* [EXERCISE MATERIALS]:

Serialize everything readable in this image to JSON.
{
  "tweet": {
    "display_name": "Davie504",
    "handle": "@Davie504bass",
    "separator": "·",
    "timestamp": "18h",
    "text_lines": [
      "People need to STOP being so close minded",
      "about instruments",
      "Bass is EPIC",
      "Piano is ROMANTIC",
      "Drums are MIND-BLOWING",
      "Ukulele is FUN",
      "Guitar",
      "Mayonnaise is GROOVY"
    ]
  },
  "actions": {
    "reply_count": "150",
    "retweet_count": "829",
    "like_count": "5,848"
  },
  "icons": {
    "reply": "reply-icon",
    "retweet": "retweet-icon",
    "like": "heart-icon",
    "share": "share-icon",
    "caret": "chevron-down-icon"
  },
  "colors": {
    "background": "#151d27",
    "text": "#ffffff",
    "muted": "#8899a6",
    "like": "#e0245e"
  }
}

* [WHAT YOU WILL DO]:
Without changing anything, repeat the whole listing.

* [RESULT OF THE EXERCISE]:
Serialize everything readable in this image to JSON.
{
  "tweet": {
    "display_name": "Davie504",
    "handle": "@Davie504bass",
    "separator": "·",
    "timestamp": "18h",
    "text_lines": [
      "People need to STOP being so close minded",
      "about instruments",
      "Bass is EPIC",
      "Piano is ROMANTIC",
      "Drums are MIND-BLOWING",
      "Ukulele is FUN",
      "Guitar",
      "Mayonnaise is GROOVY"
    ]
  },
  "actions": {
    "reply_count": "150",
    "retweet_count": "829",
    "like_count": "5,848"
  },
  "icons": {
    "reply": "reply-icon",
    "retweet": "retweet-icon",
    "like": "heart-icon",
    "share": "share-icon",
    "caret": "chevron-down-icon"
  },
  "colors": {
    "background": "#151d27",
    "text": "#ffffff",
    "muted": "#8899a6",
    "like": "#e0245e"
  }
}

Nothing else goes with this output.